Dork horse

When I heard about the Chicago Segway Tour-a new lakefront sightseeing excursion conducted entirely aboard those futuristic Segway scooters-I was instantly intrigued. Like so many others, I've been curious about the Segway since its debut in 2001 amid heaps of hype usually reserved for "Star Wars" sequels. For months prior to the release, it was mysteriously referred to only as "It." Some guessed "It" would be a perpetual-motion machine. Others guessed "It" would be a personal hovercraft. I was hoping "It" would be a saddle that would allow my cat to ride my dog.

We were all wrong. "It" was a scooter. Powered by batteries and balanced by five gyroscopes, the Segway promised a revolutionary, environmentally-safe ride steered by the slightest of body movements. It also promised to put you in the poorhouse: Currently, these sweet babies run around $4,500.

The tour, however, is just $65. It begins with a 30-minute training session. You address a Segway as you might a wild stallion-with sensitivity, authority and just a tiny bit of fear. Once carefully mounted, all you need to do is lean. (Screaming, surprisingly, is usually not necessary.) The tour staff then taught us to find our Segway's "center of gravity" by thrusting our hips in and out to the staff's shouted encouragements of "Harder!" and "More!"

After making love to our machines for nearly 15 minutes, the eight of us zipped off at 6 MPH. Your speed is controlled by three different keys: the "Black Key" caps you at 6 MPH, the "yellow key," which you also use on the tour, brings you up to 8 MPH. The "Red Key" will get you 12.5 MPH, but you won't find this key on the tour-they keep it locked in a secret vault guarded by a shark, a robot and two zombies.

For a local, the one and only tour offered is pretty redundant. We saw Meigs Field-or what's left of it. Then we saw Soldier Field-or what's left of it. Then we buzzed our way to happier sights, including the Field Museum, Grant Park, the Guy Who Lives on the Steps in Grant Park and Buckingham Fountain. Sure, you could cover the same ground in equal time on foot, but please-walking is so 2003.

Near the tour's end, we were caught in a 20-minute downpour, but never once did my trusty Segway lose traction. This is important, for an engaged Segway never completely stops; it is always moving slightly forward or back. Thus, panicking on a Segway could be disastrous. It will interpret your bailing out as a sign to go backwards, and will begin to run your ass over, nailing you in the shin again and again until you manage to dive free or crawl back on, weeping and defeated-but respectful.

Ultimately, there's no hiding it: The Segway is dorky. You may feel like a dork driving it. People may even shout "Dork!" as you pass. But while the weather is still nice and most of the tourists have split town, it's time to hop on one of these exhilarating uberscooters-and make those haughty hipsters eat your dorky dust.

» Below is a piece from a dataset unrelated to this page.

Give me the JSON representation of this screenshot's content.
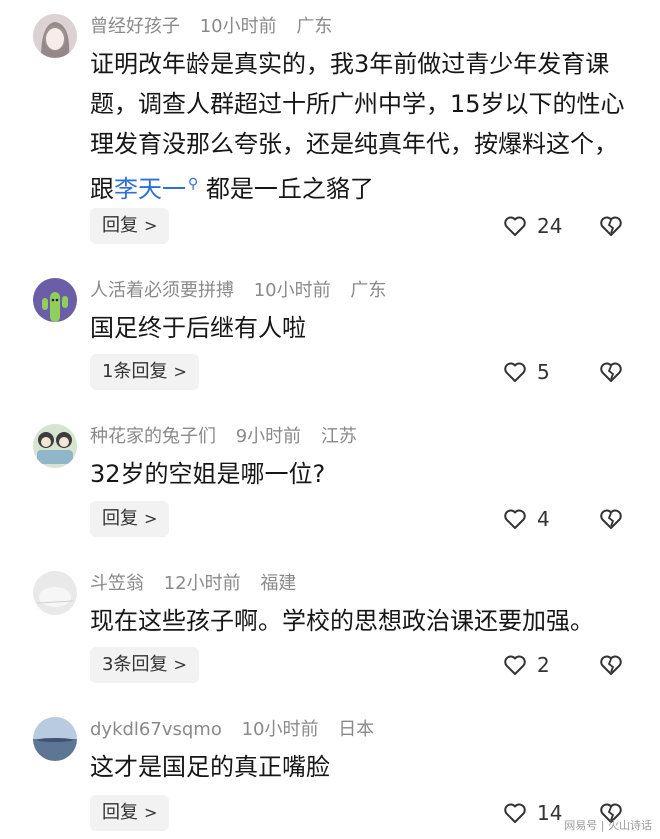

City Segway Tours$65. 10 a.m. and 2:30 p.m. daily through Nov. 30. 1-877-SEG-TOUR or

Daniel Kraus is a metromix special contributor.

Copyright © 2015, Los Angeles Times